Over the last few years increasingly many researchers and engineers have investigated systematic frameworks capable (it is hoped) of generating all the types of concepts humans have found useful and assembling them into larger structures as intentions, beliefs, plans, theories, arguments, stories, etc. This kind of research is supported in new ways by the combination of the unimaginably large (and constantly growing) store of verbal, pictorial, and other types of information available for study in the internet and the rapid advances in new technologies for interrogating that store of information (data-mining on a vast scale).
But such research requires a starting ontology of types of information that can be investigated in order to explore the variety of ontologies used by humans. (Of course, that boot-strapping ontology can itself be revised and extended in the process.)
Many have implemented special subsets of what has so far been learnt, and deployed them in working systems, for example as a framework for organising knowledge in a company with different departments that have different interests and knowledge but need to communicate with one another, and need their software tools to communicate also (e.g. different departments doing research, design, implementation, testing, manufacture, distribution, marketing, sales, user training, user support, and long term planning). IBM and others provide toolkits to support rich and varied combinations of information in useful ways. An example is the IBM Modeler mentioned here: http://www-01.ibm.com/software/analytics/spss/
An example from recent research research in AI is Lehman,Chan,& Bundy (2013) which describes mechanisms using higher order logic for handling different ontologies as described in the abstract:

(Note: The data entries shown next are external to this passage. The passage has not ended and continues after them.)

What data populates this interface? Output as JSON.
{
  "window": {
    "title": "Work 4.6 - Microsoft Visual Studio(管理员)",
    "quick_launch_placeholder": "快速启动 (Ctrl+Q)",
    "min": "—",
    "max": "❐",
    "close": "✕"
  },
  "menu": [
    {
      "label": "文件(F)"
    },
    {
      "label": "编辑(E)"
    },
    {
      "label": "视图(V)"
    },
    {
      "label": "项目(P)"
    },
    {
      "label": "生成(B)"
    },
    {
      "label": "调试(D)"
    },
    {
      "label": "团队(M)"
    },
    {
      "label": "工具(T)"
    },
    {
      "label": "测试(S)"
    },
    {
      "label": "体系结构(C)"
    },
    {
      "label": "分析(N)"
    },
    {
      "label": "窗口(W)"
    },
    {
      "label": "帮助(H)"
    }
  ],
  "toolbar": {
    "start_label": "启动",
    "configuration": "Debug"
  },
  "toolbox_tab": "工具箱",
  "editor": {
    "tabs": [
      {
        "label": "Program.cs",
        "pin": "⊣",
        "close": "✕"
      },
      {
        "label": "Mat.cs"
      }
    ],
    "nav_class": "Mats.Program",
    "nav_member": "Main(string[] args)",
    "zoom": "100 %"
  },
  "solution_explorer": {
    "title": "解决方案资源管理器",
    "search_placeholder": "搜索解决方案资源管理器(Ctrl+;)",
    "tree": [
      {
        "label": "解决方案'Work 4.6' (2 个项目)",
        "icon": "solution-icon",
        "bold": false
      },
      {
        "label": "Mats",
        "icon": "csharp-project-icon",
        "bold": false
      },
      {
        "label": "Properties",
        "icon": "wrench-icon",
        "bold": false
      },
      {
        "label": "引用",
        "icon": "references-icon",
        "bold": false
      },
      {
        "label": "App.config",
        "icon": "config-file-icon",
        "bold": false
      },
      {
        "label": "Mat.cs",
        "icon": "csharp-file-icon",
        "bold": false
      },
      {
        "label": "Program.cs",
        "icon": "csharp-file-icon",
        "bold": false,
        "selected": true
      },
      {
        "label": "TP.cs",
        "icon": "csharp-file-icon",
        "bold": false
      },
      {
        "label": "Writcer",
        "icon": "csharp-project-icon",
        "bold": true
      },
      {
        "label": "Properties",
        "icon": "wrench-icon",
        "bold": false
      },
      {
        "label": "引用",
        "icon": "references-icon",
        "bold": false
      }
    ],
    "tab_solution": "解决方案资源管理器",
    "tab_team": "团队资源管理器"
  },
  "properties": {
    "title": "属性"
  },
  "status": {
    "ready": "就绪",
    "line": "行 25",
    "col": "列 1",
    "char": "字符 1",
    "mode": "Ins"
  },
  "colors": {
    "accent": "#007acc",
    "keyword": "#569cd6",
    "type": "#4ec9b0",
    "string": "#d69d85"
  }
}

"....The proposed basic mechanisms for evolution are called Ontology Repair Plans. These operate on ontologies formalised as contexts, i.e., as multiple logical theories. In such a setting, ontologies may contradict one another or introduce redundancies with respect to one another, without any of them containing logical contradictions or redundancies. When, though, an inconsistency or a redundancy between two or more ontologies becomes explicit, it may be resolved by the application of an Ontology Repair Plan, as each plan compiles together a pattern for diagnosis and transformation rules for effecting a repair. The repair can combine the retraction and/or addition of axioms as well as the deeper modification of the language in which the ontology is represented...."Possible additional topics:
The importance of ontologies for scientific advances.
Aims of Science:
Sloman(1978) Chapter 2 argued against Popper that there are many examples of important scientific advances that have something of the character of metaphysical theories insofar as they cannot be falsified, but which are important contributions to science: they are theories about what is possible and attempts to explain how certain things are possible. (A Kantian project.) The chapter shows how progress in constructing, extending and applying such theories can be evaluated over an extended time period using ideas presented by Lakatos(1980) on how to distinguish progressive from degenerating research programmes.
School of Computer Science
The University of Birmingham